** Data in this exercise follows **

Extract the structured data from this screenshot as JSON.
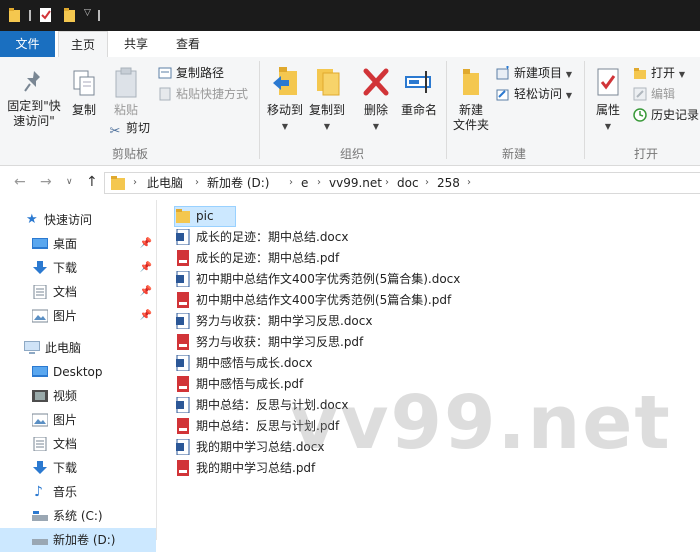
{
  "ribbon": {
    "tabs": [
      "文件",
      "主页",
      "共享",
      "查看"
    ],
    "clipboard": {
      "pin_label": "固定到\"快\n速访问\"",
      "pin_line1": "固定到\"快",
      "pin_line2": "速访问\"",
      "copy": "复制",
      "paste": "粘贴",
      "copy_path": "复制路径",
      "paste_shortcut": "粘贴快捷方式",
      "cut": "剪切",
      "group": "剪贴板"
    },
    "organize": {
      "move_to": "移动到",
      "copy_to": "复制到",
      "delete": "删除",
      "rename": "重命名",
      "group": "组织"
    },
    "new": {
      "new_folder_line1": "新建",
      "new_folder_line2": "文件夹",
      "new_item": "新建项目",
      "easy_access": "轻松访问",
      "group": "新建"
    },
    "open": {
      "properties": "属性",
      "open": "打开",
      "edit": "编辑",
      "history": "历史记录",
      "group": "打开"
    }
  },
  "address": {
    "crumbs": [
      "此电脑",
      "新加卷 (D:)",
      "e",
      "vv99.net",
      "doc",
      "258"
    ]
  },
  "sidebar": {
    "quick_access": "快速访问",
    "quick_items": [
      "桌面",
      "下载",
      "文档",
      "图片"
    ],
    "this_pc": "此电脑",
    "pc_items": [
      "Desktop",
      "视频",
      "图片",
      "文档",
      "下载",
      "音乐",
      "系统 (C:)",
      "新加卷 (D:)"
    ]
  },
  "files": [
    {
      "name": "pic",
      "type": "folder"
    },
    {
      "name": "成长的足迹：期中总结.docx",
      "type": "docx"
    },
    {
      "name": "成长的足迹：期中总结.pdf",
      "type": "pdf"
    },
    {
      "name": "初中期中总结作文400字优秀范例(5篇合集).docx",
      "type": "docx"
    },
    {
      "name": "初中期中总结作文400字优秀范例(5篇合集).pdf",
      "type": "pdf"
    },
    {
      "name": "努力与收获：期中学习反思.docx",
      "type": "docx"
    },
    {
      "name": "努力与收获：期中学习反思.pdf",
      "type": "pdf"
    },
    {
      "name": "期中感悟与成长.docx",
      "type": "docx"
    },
    {
      "name": "期中感悟与成长.pdf",
      "type": "pdf"
    },
    {
      "name": "期中总结：反思与计划.docx",
      "type": "docx"
    },
    {
      "name": "期中总结：反思与计划.pdf",
      "type": "pdf"
    },
    {
      "name": "我的期中学习总结.docx",
      "type": "docx"
    },
    {
      "name": "我的期中学习总结.pdf",
      "type": "pdf"
    }
  ],
  "watermark": "vv99.net",
  "colors": {
    "accent": "#1a6fc0",
    "selection": "#cce8ff",
    "folder": "#f4c74f",
    "word": "#2b5797",
    "pdf": "#d13438",
    "titlebar": "#1b1b1b"
  }
}
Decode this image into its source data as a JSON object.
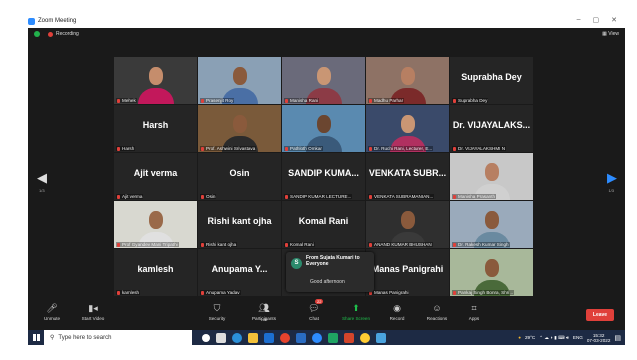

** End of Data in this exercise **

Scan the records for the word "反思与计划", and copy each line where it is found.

      "name": "期中总结：反思与计划.docx",
      "name": "期中总结：反思与计划.pdf",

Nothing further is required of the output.